“No, there really hasn’t been, to be honest with you,” Orsillo told CSNNE’s Sean McAdam on Tuesday when asked if there had been any contact at all from the Red Sox since the decision was made. “Unfortunately, I never really got an answer as to why it took place.”
Orsillo told McAdam that the only explanation he ever got came secondhand, via Steve Buckley’s Boston Herald column on Aug. 29, 2015. In that column, Werner spoke of “reenergizing” the broadcast and the upgrade opportunity that presented itself by bringing aboard Dave O’Brien.
“I read some things that they said, namely Steve Buckley in the Boston Herald. I read about energy, I read about upgrade, and things like that, that honestly kind of hurt me. Because to be honest with you, those were a couple of things that I took a lot of pride in,” Orsillo told McAdam. “So that was really all I ever heard, and unfortunately I don’t know anything more than that. I do know the team finished last two out of three years, ratings were down, and perhaps that’s the way they looked at it, and looked for what they perceive to be an upgrade and or more energy. I don’t know.”
Considering that the news broke in the middle of the summer, one might think that Werner would have reached out to Orsillo during the tumultuous period that followed, while Orsillo was still on the job. That, however, was not the case.
“He never called me. He never talked to me,” Orsillo told Buckley on Tuesday in San Diego. “The last six weeks of the season, he never reached out to me, called me, talked to me, or told me why. I was only told what I read in your article. … And there was the press release. It said ‘thanks for your service’ on the last line, or something like that.”
Werner disputed this notion, telling Buckley that he sent a “very nice email” to Orsillo in late August, with the understanding that NESN president Sean McGrail would speak to Orsillo about the decision.

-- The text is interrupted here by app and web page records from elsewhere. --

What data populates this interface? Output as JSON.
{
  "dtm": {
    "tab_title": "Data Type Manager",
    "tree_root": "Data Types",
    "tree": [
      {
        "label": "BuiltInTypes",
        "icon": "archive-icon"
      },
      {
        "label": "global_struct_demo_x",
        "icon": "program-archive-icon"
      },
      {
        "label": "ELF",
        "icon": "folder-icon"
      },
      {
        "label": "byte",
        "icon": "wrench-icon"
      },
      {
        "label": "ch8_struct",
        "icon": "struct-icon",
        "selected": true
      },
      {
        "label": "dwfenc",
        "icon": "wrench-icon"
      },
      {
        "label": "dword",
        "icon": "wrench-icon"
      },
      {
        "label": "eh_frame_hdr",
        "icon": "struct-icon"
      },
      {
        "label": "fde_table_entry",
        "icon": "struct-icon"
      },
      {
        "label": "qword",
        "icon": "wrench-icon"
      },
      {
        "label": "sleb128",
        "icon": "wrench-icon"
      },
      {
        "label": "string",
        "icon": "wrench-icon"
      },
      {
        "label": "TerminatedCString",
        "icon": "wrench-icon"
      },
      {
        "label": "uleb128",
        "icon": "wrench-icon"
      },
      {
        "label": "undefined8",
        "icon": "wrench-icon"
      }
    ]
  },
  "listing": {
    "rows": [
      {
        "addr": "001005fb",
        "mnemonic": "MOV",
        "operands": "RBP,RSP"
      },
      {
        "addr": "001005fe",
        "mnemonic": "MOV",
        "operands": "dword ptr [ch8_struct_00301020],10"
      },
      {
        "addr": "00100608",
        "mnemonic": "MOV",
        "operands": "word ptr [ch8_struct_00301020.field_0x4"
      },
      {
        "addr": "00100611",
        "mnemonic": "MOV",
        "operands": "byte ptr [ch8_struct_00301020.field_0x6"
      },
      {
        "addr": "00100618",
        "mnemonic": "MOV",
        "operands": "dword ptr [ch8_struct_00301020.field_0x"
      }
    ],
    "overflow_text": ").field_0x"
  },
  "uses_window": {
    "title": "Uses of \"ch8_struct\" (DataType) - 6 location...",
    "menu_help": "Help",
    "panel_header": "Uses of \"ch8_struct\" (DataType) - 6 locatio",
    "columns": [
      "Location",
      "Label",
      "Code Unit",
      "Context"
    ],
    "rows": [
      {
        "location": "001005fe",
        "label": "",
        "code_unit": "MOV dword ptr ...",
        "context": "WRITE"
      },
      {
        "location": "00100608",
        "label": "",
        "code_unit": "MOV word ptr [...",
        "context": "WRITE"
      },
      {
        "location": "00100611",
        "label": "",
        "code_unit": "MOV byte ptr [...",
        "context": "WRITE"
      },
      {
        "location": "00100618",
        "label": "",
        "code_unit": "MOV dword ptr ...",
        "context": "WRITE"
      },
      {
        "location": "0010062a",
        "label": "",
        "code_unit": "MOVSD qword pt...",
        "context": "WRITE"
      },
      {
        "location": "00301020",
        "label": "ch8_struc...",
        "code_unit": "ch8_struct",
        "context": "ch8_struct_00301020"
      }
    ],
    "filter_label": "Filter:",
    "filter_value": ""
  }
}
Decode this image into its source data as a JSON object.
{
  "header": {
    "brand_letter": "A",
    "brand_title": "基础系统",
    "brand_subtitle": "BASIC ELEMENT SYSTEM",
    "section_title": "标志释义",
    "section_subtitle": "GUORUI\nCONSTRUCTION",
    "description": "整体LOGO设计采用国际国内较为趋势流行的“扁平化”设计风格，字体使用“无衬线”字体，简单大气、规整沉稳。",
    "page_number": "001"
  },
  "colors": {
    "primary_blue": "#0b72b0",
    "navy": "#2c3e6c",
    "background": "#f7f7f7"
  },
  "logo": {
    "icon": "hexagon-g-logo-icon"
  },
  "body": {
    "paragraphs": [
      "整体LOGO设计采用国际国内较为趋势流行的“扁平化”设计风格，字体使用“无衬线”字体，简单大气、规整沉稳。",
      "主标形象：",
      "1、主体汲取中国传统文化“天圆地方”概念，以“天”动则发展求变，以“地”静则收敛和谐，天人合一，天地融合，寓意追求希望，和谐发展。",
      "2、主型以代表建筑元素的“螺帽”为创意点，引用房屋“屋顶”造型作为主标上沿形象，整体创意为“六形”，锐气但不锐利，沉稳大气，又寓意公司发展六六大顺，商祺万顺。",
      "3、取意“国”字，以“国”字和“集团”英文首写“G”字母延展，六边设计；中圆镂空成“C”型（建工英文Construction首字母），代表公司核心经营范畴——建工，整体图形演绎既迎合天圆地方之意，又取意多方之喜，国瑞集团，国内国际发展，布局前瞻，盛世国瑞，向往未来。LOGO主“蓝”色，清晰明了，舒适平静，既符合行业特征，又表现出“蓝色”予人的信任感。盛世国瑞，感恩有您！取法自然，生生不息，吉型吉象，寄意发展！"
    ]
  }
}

It’s a similar passing of the buck to what principal owner John Henry told reporters at spring training this year.
“The fans are still mad about [NESN getting rid of Don Orsillo]? Why did that happen? I think it’d be better to ask Tom Werner and Sean McGrail and people at NESN about that,” Henry said back in February. “I don’t want to get back into all of that again.”
Henry didn’t “want to get back into all of that again” in February, but the truth was, he had never gotten into it. He never publicly explained the decision, and from the sound of what Orsillo is saying, he never “got into it” privately either.
While every business is entitled to make decisions it believes is best, it’s fair to expect a reasonable level of discourse between an employer and an employee who has dutifully worked hard and excelled for 15 years. It’s clear that NESN and the Red Sox came up short in that responsibility.
Plus, whenever a decision that is so noticeable to the public gets made, typically there is someone at the forefront who accepts credit — good, bad and in between — for making it. Yet in this saga, nobody has been willing to wear it.
The situation has mostly worked out. Orsillo’s employed in San Diego, waiting to take full reins of the TV play-by-play job once Dick Enberg retires at the end of this year. Red Sox ratings are up, though that’s mostly due to the performance of the team on the field than the revolving door of booth inhabitants.
But the firing of Orsillo last season remains as messy as ever, serving as one unsightly blemish on an ownership group that seemingly made a change for change’s sake without properly weighing or caring about the consequences.